Our new homestead continued to gift us with its safety and security as the new schoolyear began in the midst of a worldwide pandemic and presented a new set of challenges. Quite frankly, remote learning was a disaster. We ended up pulling our children from the district and traditionally homeschooling them and it was such a blessing. Do I have a teaching degree? No. Did I ever dream of homeschooling my children. Nope. But we embraced the opportunity and I embraced the role of homeschool mama. I converted an extra bedroom in the basement to a classroom and gave it everything I had for an entire year. I gave myself grace when I needed it and our family took breaks to the coast at our leisure. It was rewarding, challenging, and humbling all at the same time. That year of homeschool was invaluable. It taught my family many lessons that could have never been learned within the walls of a school. And for it all, I’m grateful.
This cedar house and the land that surrounds it has allowed me to quiet my mind, slow down my physical restlessness, and focus on what is really important to me. This house changed me. It made me want to lay down roots. To give those roots room to stretch. To let those roots reach more deeply into the earth than I’ve ever allowed them to before. It has been so nourishing for my mind, body, and soul.
There are no shortcuts in this lifestyle. It can’t be rushed. It comes in due time and not a moment before. But when it finally happened for us, it felt perfectly right. All the pieces fit. They still do. This move and lifestyle change shifted many other facets of who I am. It gave me new forks in the road and new paths to consider.
This land taught be something else. It taught me that slow living is not necessarily about doing things slowly. Not at all. It’s about being intentional with your time, energy, and resources. It’s about seeking out joy in the small moments, whatever they may be for your family. It’s about nurturing, making, creating, loving and giving. It’s about words of encouragement, small acts of kindness, and being more self-sufficient. It’s a lifestyle shift that doesn’t just happen on its own. It takes hard work and a leap of faith, but, goodness, is it ever rewarding.

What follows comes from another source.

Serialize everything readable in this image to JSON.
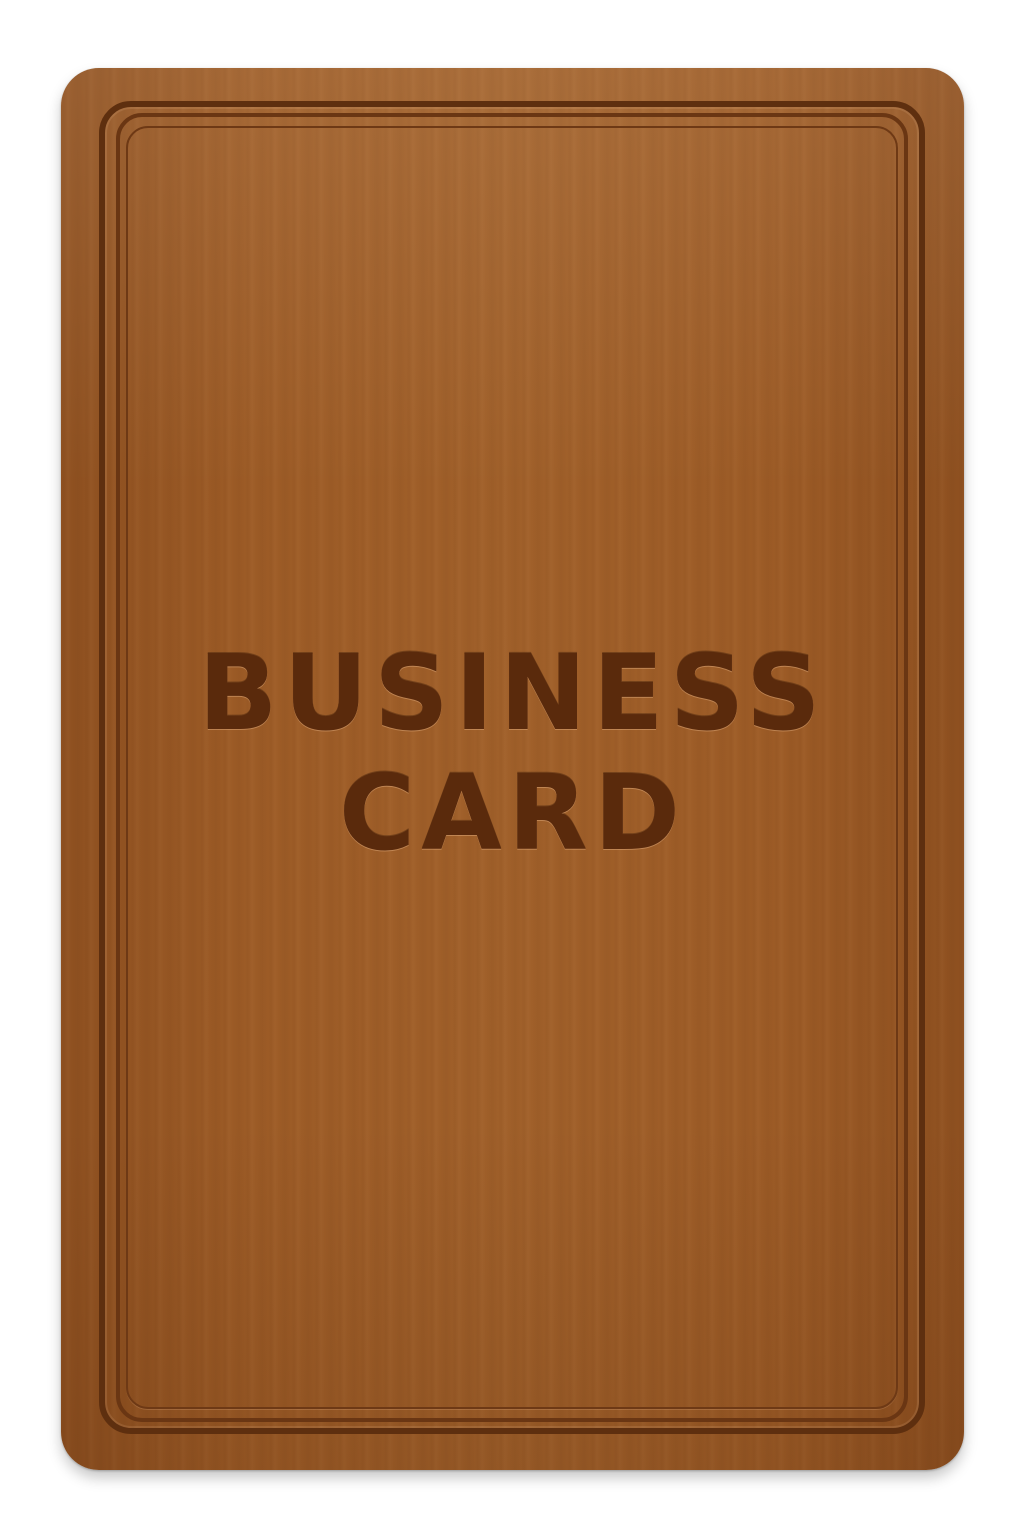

So here I am. A continuous work of progress. I am learning. I am constantly evolving and developing. And I am becoming wiser to the fact that it is okay embrace new things. To follow your heart’s path. To let your inner self lead you. To be okay with changing something within you when you no longer feel like your best self. To realize you don’t need a background in the subject but that you can educate yourself. In fact, you don’t even have to know your final destination. Simply allow yourself to follow your heart and evolve with intention.

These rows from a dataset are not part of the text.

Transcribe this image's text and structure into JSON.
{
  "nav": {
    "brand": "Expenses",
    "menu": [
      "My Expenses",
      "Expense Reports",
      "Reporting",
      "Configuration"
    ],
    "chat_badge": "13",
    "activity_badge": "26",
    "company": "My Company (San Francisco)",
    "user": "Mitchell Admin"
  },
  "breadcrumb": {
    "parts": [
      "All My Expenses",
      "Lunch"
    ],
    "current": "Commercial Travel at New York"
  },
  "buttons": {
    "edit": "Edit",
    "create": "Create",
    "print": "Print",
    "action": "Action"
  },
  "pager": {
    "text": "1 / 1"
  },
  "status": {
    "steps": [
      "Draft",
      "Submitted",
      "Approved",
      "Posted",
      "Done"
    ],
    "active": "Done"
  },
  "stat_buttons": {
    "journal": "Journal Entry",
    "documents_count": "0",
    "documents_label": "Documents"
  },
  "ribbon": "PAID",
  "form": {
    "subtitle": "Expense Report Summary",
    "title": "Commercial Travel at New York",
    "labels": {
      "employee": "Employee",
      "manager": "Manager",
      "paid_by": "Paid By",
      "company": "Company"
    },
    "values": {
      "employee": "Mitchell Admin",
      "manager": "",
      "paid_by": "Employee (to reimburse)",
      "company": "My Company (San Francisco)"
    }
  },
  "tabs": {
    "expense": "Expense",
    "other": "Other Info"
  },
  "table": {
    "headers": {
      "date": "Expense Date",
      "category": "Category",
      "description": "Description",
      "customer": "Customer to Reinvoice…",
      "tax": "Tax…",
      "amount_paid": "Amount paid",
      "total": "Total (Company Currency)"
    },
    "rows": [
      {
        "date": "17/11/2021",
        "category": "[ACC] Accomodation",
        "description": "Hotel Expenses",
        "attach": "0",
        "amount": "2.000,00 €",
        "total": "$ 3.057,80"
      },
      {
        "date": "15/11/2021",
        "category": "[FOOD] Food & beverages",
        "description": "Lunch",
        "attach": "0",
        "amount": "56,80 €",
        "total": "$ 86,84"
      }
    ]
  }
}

There has never been a better time than now to become a better version of you.
This article was originally published in OBAHHIMA, print and digital magazine, Vol 3 pp 14-23 Rooted Under Mother Cedar.